Sugar alcohols may cause bloating, gas and diarrhea, and natural sugar substitutes may have the same negative effects as sugar, including tooth decay, weight gain and high cholesterol, according to Mayo Clinic. Honey, a natural sugar substitute, may contain bacterial spores that can release botulism toxins harmful in infants. Despite studies in the 1970s linking artificial sweeteners to bladder cancer, recent research has not shown any negative health effects from consuming them, though they may leave an aftertaste.
Artificial sweeteners, sugar alcohols, novel sweeteners and natural sweeteners are types of sugar substitutes, explains Mayo Clinic. Artificial sweeteners are intense, synthetic sweeteners made from natural products. They are useful for controlling weight since they contain almost no calories and for diabetics since they do not raise blood sugar.
Sugar alcohols, which are found naturally in some fruits and vegetables, can also be man-made, notes Mayo Clinic. They contain significantly fewer calories than sugar and raise blood sugar levels much less, making them effective for weight loss and suitable sugar substitutes for diabetics.
Natural sweeteners such as honey, nectar, molasses, fruit juice and maple syrup, contrary to popular thought, are very similar to sugar nutritionally and provide no added health benefits, advises Mayo Clinic.
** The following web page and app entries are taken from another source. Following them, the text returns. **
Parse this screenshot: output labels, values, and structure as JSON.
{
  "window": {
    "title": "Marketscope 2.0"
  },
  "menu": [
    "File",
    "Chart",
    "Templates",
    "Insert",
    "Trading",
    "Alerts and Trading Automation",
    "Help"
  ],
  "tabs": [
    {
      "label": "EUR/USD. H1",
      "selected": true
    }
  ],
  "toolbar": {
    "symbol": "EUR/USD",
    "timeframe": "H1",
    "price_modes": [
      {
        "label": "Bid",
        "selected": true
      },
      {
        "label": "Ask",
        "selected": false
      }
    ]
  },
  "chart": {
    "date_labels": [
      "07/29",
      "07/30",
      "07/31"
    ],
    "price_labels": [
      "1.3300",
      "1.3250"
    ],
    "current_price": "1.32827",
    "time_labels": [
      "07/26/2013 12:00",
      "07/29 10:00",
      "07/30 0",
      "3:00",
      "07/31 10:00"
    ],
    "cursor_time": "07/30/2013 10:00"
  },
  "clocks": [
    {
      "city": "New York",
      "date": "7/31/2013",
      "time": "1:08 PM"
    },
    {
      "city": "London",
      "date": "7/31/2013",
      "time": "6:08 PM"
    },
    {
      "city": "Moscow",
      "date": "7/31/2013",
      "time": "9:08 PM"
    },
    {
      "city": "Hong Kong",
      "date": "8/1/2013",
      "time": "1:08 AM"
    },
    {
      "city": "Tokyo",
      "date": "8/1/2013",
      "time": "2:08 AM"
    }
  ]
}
Novel sweeteners include stevia, tagatose and trehalose, which are not easily classifiable due to the method of manufacture.